App and web page records:
=== Begin Enclosure ===
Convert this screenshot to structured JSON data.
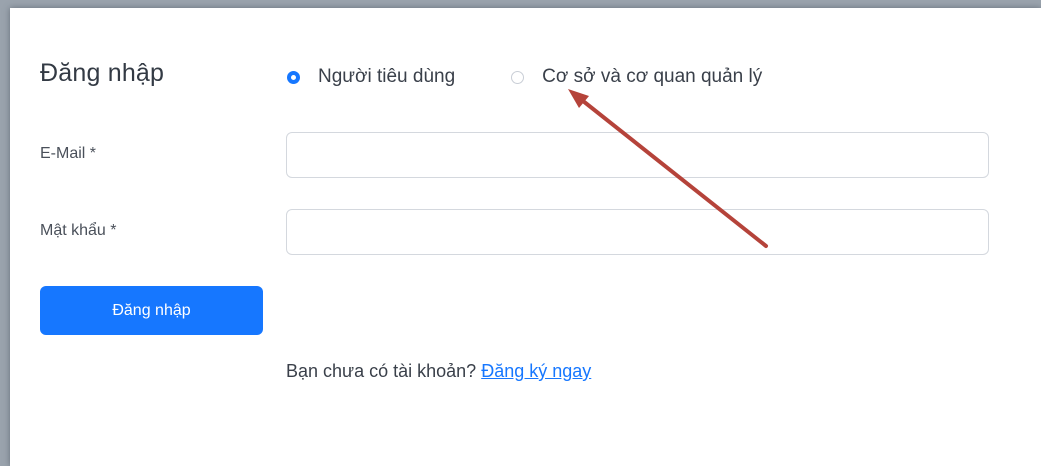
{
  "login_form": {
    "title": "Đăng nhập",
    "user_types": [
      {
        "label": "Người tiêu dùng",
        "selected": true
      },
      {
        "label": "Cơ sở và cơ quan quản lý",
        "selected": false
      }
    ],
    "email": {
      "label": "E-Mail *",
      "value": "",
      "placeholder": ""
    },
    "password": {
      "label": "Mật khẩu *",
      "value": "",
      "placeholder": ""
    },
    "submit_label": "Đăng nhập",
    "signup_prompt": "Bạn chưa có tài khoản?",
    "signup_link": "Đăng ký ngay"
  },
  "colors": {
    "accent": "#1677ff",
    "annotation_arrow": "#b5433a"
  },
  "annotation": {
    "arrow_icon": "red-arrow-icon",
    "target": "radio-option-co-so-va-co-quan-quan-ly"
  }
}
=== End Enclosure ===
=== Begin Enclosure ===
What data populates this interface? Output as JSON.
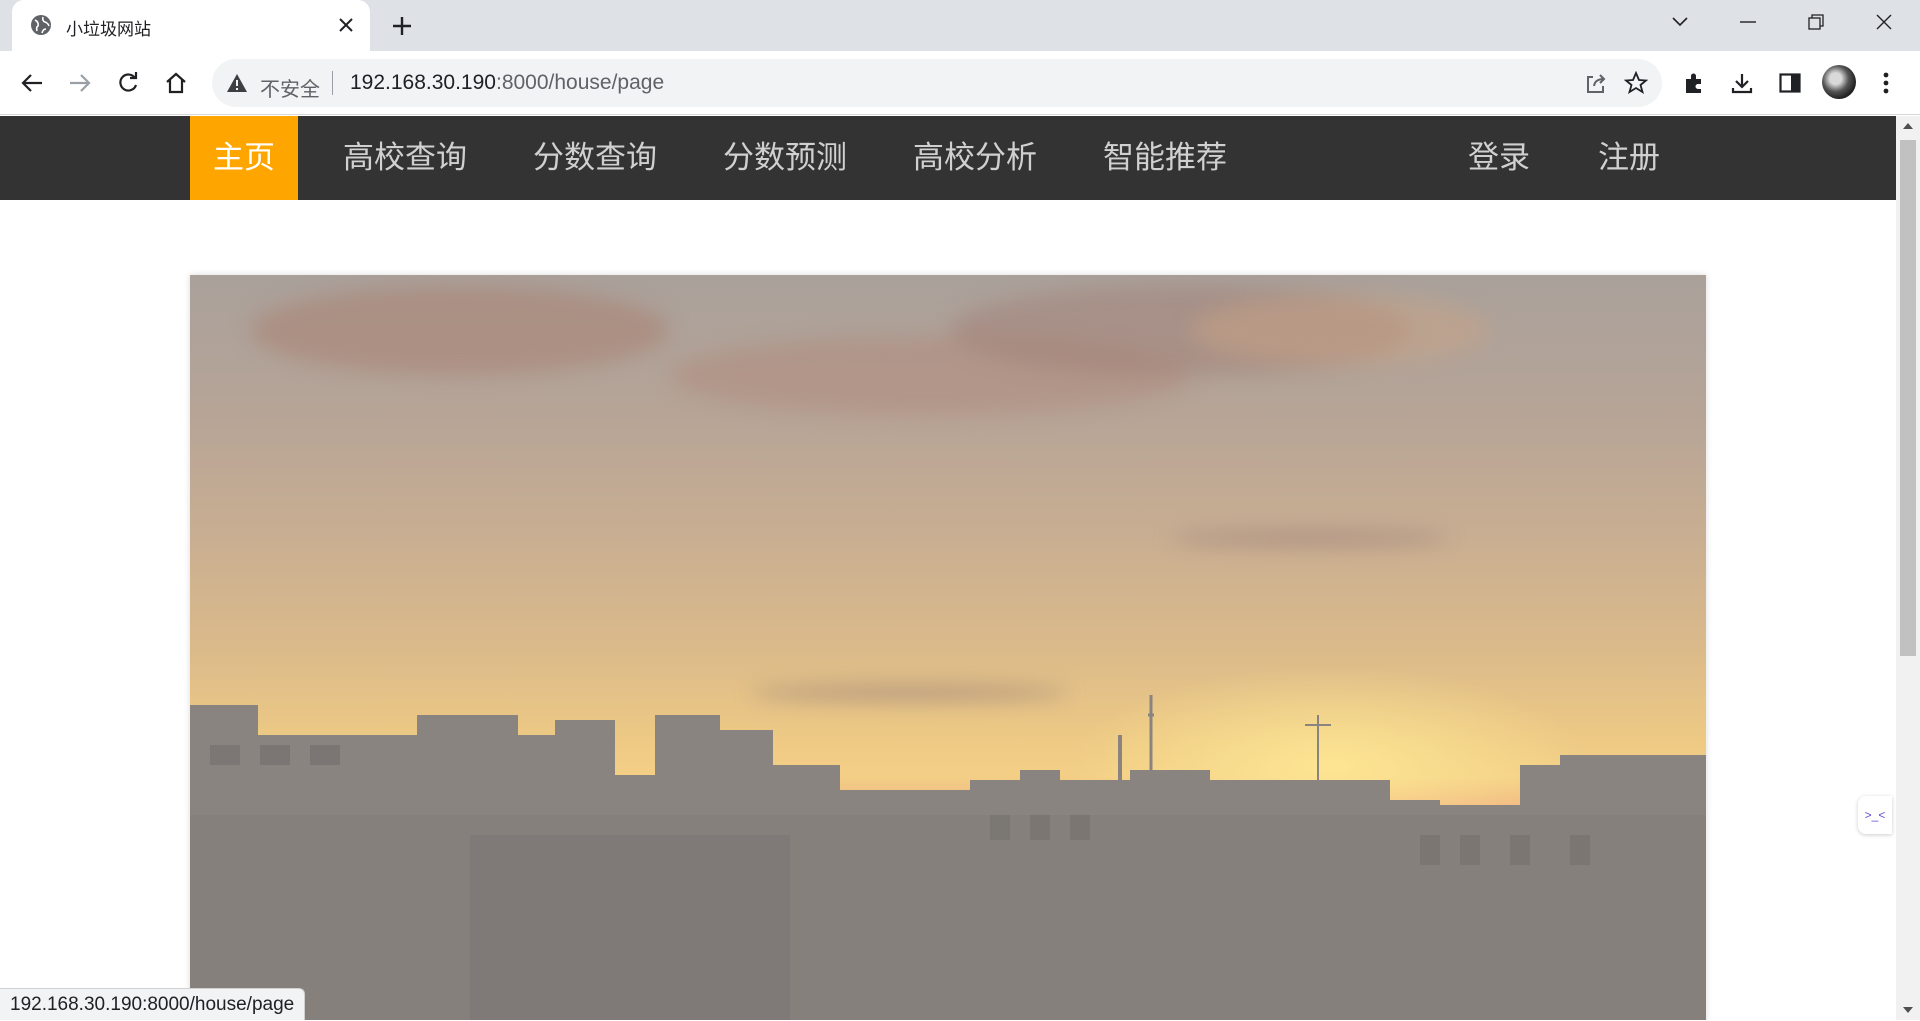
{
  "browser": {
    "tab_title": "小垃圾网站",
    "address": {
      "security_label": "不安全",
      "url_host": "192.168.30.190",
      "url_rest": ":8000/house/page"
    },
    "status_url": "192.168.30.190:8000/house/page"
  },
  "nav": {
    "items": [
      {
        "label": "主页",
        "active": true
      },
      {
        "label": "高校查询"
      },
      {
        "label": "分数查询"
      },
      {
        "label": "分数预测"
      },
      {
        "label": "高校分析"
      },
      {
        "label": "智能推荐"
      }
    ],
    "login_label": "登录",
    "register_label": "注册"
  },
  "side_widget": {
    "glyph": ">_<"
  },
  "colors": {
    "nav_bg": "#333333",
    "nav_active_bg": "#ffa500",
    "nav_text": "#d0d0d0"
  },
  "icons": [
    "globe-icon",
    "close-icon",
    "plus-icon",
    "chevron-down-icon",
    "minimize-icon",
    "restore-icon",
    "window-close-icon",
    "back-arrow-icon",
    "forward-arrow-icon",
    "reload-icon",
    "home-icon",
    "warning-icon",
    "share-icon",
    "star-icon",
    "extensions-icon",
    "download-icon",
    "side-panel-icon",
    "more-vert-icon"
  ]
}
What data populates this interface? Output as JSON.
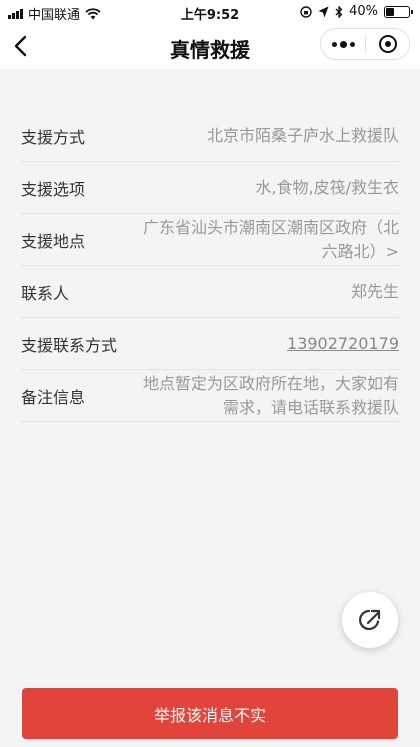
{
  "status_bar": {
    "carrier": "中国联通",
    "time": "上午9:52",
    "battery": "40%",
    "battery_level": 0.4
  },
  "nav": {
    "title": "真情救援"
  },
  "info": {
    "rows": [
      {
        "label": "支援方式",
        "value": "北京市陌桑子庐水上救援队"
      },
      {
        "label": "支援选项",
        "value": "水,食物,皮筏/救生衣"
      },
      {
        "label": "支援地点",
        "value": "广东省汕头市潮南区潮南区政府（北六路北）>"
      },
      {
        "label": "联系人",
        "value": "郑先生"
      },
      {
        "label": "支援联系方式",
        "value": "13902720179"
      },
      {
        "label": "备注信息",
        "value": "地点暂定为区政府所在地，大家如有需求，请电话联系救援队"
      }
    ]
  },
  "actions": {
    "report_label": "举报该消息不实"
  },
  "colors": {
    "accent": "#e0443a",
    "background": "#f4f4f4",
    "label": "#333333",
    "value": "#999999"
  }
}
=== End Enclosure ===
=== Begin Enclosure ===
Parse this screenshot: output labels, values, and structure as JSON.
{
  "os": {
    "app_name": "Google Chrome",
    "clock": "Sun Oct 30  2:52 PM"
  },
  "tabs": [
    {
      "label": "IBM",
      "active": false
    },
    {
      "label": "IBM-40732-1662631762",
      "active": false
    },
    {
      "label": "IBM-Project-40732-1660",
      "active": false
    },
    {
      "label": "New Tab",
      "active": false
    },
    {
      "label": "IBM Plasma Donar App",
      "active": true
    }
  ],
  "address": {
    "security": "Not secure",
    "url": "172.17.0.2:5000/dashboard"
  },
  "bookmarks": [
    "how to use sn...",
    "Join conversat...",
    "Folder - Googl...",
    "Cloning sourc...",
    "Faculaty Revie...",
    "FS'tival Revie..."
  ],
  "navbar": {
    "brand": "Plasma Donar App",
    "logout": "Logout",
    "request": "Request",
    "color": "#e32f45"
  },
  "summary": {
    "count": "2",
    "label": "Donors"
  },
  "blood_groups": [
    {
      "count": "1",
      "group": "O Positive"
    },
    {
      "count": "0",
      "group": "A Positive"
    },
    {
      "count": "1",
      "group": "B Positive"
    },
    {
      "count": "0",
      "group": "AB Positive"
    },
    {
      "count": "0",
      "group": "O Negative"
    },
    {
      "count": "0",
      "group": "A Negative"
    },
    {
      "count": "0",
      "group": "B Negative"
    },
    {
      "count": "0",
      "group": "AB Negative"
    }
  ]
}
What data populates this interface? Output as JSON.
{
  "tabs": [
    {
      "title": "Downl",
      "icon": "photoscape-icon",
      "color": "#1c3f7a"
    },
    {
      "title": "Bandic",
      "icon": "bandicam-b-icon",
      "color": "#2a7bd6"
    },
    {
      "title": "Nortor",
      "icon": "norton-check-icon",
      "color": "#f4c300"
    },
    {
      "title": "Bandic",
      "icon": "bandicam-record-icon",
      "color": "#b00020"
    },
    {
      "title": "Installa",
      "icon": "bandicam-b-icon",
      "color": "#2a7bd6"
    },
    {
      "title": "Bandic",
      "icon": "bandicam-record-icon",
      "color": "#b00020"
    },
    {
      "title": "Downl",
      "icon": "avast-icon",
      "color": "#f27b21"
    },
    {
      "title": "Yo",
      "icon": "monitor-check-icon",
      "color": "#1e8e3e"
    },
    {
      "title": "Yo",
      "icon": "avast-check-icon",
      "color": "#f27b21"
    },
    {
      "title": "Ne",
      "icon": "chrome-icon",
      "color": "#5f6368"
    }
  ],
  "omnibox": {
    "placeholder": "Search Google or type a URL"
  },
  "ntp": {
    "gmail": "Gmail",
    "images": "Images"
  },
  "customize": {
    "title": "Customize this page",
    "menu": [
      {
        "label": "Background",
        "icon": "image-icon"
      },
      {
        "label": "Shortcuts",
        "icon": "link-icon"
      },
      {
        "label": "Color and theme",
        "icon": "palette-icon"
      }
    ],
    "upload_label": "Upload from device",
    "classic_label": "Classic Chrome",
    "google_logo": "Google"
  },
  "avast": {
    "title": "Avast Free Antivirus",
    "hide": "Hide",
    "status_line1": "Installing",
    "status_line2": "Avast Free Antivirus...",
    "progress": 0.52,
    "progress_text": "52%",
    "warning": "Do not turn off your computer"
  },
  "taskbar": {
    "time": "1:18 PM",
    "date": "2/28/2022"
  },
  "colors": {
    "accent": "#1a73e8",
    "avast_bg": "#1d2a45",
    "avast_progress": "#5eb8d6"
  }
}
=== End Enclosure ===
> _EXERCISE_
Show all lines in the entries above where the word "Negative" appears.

> _RESPONSE BELOW_
      "group": "O Negative"
      "group": "A Negative"
      "group": "B Negative"
      "group": "AB Negative"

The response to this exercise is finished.